When Sir Thomas More wrote “Utopia” in the 16th century, he envisioned a perfect society, built on openness and transparency.
Gallatin professor Stephen Duncombe is bringing More’s ideas — and text — into the 21st century with “Open Utopia,” an open-access, online edition of More’s book. Duncombe created the site as an innovative way to read, understand and interact with “Utopia.”
“The guiding principle of More’s society [in ‘Utopia’] was that all property should be common property, so … by making it easily downloadable from the site, I’ve done my best to honor this ideal,” Duncombe said.
Duncombe had the idea for the site several years ago when he was asked to teach a seminar on political imagination at Moscow
State University. He reread “Utopia” in preparation for the course and reached a different understanding than he had in the past.
“I didn’t read ‘Utopia’ as a plan for a new society, but instead I understood it as a prompt for getting readers to imagine new societies on their own,” Duncombe said. “I came to realize that ‘Utopia’ is … an open work.”
Duncombe’s website includes a feature called Social Book, which was implemented with the help of the Institute for the Future of the Book, an organization focused on the future of books in the digital age.
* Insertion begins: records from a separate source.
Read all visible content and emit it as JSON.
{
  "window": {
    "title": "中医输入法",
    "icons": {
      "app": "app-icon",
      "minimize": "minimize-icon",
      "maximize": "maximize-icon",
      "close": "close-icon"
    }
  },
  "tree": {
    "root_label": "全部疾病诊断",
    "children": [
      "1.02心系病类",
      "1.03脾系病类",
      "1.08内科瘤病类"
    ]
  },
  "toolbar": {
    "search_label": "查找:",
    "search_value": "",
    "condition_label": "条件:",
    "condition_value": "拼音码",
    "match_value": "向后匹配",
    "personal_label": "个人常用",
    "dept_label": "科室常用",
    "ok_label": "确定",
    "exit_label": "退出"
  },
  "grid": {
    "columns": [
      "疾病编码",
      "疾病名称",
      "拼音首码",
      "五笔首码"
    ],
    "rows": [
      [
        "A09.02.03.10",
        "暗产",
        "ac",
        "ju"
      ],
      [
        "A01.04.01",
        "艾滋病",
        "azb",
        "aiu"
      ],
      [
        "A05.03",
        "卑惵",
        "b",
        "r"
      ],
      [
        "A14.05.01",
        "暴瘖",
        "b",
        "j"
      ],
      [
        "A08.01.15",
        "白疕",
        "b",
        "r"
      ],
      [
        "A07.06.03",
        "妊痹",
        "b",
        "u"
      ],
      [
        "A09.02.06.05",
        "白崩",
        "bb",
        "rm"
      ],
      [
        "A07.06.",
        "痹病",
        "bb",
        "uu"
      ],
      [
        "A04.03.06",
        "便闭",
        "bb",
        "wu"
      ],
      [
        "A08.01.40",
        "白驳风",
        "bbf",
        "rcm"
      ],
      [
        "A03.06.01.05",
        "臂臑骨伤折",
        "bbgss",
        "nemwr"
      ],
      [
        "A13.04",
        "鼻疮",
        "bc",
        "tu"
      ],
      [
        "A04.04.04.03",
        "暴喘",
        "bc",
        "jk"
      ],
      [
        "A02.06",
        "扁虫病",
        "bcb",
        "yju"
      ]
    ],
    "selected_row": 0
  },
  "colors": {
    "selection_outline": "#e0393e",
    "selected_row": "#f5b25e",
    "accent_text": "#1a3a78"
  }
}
With Social Book, readers can add their own notes and ideas into the margins of the text for others users to read and discuss.
Along with Social Book, users of Open Utopia can express their ideas through Wikitopia, a wiki site designed specifically for “Utopia.” The site serves as a platform for collective authorship.
“Readers become writers, drafting individual and collective new visions of Utopian societies,”
Users have the option of creating a utopia of their own, which have lead to personal web pages like Promethealand and Techtopia. Users can edit and add to other users’ utopias, an option that keeps with More’s principle of all property, including ideas, belonging to the community.
“Open Utopia” includes audio book and e-book versions of More’s text, along with several other formats. The site also contains videos, pictures and maps that enhance the experience of “Utopia,” with more content being added regularly.
“I like the way this [‘Open Utopia’] takes advantage of the inherently collaborative nature of new media,” said Gallatin freshman Leor Freedman, who has used the site.
“Open Utopia” is available at theopenutopia.org.
A version of this article appeared in the Thursday, Oct. 18 print edition. Jonathan Keshishoglou is a staff writer. Email him at firstname.lastname@example.org.